Posting in Cities
The pictures were taken under partly cloudy conditions, so some views are darkened, and the entire earthquake zone is not yet available under high magnification. But viewing it is still a humbling experience.
Google has updated its satellite views or Port-au-Prince, Haiti, clearly showing the earthquake's devastation and tent cities on any empty ground there is to find.
The pictures were taken under partly cloudy conditions, so some views, like the one at right, are darkened, and the entire earthquake zone is not yet available under high magnification.
But viewing it is still a humbling experience.
I thought of calling this a bird's eye view so as to avoid offense, but that does not do justice to the tech demonstration. You can click around the map on any browser, jumping up or down magnifications, in ways no bird could.
I chose the headline also because the achievement illustrates how helpless we are in the face of disaster. Haitians were quick to invoke the name of God in the wake of what happened, but much of this destruction is man-made.
The severity of the Haiti earthquake barely exceeded that of the 1989 Loma Prieta earthquake in San Francisco, yet the devastation there is total because there is no functioning government and there were no effective building codes. I render unto Caesar responsibility for government and building codes.
The Google views show that while we can see anything, in extreme detail, we do not yet have the power to affect everything, or to alleviate suffering as we would like. This disaster is 10 times worse than Hurricane Katrina, wiping out all authority, and while we're doing all we can it doesn't seem near enough.
Jan 20, 2010
You're probably using Google Chrome. For whatever reason, posts on Smartplanet and other sites get screwed up with Chrome. Something about line feeds getting improperly inserted. I use Chrome as my primary browser, but if I am posting something more than a sentence or two that I'd like others to be able to read without getting distracted, I post using IE.
The feeling I get is one of helplessness. We are doing an immense amount, and have moved a lot of people in quickly by conventional standards, but the scope of the devastation, and the speed with which buried people turn into rotting corpses, along with the speed with which survivors can turn into savages under the pressure of hunger and thirst, is sometimes too much to bear. Bush lost America in New Orleans. He was never the same politically after that, because we saw the pictures and saw the helplessness and felt more should have been done. I don't know if more could have been done any faster with Haiti, but I get the same feeling watching its tragedy as I did with Katrina. That's unfair. But life is unfair. P.S. -- How do you get your comment lines to line up so well, John? Mine look good while I'm writing, but the margins never seem to play out once they post.
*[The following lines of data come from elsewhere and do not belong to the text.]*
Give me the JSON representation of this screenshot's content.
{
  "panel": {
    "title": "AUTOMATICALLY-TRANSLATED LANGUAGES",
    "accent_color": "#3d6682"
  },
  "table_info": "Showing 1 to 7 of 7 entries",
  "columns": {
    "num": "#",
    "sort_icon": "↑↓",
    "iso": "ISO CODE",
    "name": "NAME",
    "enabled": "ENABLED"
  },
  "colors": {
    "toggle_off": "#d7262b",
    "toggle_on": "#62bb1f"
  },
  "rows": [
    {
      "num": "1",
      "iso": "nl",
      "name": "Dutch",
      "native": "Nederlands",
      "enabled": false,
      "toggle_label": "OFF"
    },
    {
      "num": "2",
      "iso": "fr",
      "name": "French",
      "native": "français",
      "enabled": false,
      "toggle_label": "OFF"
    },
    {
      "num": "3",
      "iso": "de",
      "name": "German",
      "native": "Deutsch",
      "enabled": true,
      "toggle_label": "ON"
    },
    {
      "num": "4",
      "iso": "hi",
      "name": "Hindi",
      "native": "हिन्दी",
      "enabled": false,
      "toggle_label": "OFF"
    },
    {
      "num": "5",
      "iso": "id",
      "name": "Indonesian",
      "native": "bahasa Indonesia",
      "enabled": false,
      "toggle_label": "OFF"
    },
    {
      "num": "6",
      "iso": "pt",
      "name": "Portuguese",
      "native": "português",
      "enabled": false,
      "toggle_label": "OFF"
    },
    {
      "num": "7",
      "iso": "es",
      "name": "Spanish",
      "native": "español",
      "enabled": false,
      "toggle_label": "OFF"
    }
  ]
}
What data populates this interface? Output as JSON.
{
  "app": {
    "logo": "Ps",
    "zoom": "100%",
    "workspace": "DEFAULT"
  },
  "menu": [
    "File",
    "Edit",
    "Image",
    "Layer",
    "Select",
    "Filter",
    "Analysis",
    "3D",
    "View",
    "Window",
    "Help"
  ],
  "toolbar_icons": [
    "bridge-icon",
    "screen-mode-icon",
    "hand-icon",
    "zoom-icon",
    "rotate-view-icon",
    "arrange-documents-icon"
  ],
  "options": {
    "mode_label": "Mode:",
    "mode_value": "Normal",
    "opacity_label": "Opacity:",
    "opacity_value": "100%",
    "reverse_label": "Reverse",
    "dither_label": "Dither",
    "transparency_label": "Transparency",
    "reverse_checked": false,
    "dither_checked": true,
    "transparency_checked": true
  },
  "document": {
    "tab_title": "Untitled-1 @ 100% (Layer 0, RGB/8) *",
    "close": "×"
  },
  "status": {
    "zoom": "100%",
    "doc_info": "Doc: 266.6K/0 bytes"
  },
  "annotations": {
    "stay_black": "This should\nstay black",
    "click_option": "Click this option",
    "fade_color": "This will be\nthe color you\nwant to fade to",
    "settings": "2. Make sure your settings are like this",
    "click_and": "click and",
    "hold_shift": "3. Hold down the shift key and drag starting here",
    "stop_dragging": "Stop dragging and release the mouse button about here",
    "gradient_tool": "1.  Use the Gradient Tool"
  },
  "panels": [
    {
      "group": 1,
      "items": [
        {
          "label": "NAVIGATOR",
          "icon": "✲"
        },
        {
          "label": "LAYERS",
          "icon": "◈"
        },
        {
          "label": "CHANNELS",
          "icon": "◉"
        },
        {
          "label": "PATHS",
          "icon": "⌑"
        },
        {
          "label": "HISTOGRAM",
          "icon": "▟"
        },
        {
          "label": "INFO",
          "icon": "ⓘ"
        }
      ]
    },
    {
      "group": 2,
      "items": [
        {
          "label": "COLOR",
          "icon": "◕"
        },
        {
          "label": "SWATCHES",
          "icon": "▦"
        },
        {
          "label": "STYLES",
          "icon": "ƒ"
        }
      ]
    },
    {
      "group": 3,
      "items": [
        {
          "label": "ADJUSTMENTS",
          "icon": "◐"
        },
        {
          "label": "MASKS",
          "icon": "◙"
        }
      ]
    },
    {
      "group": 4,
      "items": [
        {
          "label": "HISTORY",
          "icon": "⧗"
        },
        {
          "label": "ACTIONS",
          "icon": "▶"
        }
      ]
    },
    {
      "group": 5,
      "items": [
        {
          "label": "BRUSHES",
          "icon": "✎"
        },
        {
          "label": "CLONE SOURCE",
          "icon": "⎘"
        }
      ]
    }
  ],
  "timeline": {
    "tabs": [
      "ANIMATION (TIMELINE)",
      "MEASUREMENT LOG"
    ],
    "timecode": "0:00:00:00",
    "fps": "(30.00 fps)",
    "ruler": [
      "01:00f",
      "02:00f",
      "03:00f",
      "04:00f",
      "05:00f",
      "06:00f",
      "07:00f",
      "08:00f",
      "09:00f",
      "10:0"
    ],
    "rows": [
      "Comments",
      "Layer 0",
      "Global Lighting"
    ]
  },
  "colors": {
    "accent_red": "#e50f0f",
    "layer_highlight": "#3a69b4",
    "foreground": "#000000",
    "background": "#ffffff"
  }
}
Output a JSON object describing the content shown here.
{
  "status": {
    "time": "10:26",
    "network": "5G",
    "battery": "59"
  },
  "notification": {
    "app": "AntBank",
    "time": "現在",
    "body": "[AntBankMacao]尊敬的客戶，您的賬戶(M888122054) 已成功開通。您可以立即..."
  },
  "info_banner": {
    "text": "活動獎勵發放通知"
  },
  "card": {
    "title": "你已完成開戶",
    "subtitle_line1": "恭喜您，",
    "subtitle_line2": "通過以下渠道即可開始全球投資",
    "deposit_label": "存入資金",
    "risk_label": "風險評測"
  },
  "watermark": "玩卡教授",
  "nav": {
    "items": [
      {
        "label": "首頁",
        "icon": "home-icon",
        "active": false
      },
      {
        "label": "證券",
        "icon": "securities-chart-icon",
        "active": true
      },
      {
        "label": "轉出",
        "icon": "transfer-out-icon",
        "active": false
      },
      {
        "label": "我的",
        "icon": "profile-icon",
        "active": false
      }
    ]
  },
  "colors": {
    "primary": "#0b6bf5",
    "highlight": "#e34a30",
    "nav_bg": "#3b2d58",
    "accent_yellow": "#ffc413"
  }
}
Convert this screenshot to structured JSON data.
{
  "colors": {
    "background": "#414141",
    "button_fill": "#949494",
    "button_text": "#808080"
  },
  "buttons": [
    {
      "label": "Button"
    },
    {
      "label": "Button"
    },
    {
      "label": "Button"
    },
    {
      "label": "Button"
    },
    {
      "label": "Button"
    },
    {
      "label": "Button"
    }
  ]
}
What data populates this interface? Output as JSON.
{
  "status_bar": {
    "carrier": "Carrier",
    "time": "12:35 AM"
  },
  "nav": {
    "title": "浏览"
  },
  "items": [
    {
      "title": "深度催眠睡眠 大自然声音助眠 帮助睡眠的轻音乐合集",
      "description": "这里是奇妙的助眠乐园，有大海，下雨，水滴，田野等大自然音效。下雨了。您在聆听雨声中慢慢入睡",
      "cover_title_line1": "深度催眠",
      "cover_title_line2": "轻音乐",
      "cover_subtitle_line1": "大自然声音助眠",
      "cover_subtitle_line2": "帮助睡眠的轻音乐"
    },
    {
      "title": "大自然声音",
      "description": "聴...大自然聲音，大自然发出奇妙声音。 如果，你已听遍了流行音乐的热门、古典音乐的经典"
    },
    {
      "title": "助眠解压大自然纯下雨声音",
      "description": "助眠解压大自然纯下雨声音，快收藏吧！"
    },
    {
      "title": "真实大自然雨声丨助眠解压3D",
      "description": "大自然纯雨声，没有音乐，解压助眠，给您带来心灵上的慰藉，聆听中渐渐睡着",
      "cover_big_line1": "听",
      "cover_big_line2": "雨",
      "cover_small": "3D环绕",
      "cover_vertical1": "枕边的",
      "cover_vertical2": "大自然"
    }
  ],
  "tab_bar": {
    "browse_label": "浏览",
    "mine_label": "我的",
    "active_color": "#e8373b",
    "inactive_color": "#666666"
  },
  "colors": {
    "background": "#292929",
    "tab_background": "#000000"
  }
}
The tragedy and scope of the Haitian earthquake is astounding. I will ad that it's was both a lack of a functioning government as well as poverty is responsible for the degree of devastation. The two play off each other. You can't have growth and wealth without a functioning and stable government, and you can't afford to build to codes as we do in America without some degree of wealth. The upside of this tragedy (if there is one) is that we live in an age where the outside world became aware of the devastation almost immediately. Photos transmitted via the Internet and satellite instantly relayed the scope of the destruction, and Americans responded immediately. Planes with volunteers and supplies were headed south within hours. By the first day, tens of millions of dollars were raised. The only limitation wasn't resources or willingness, but the lack of space to park the incoming planes with relieve workers and supplies at a nearly destroyed airport. If this had happened a mere century ago, most American's would not have even heard about it for months, and our ability to provide aid in any meaningful way would have been limited.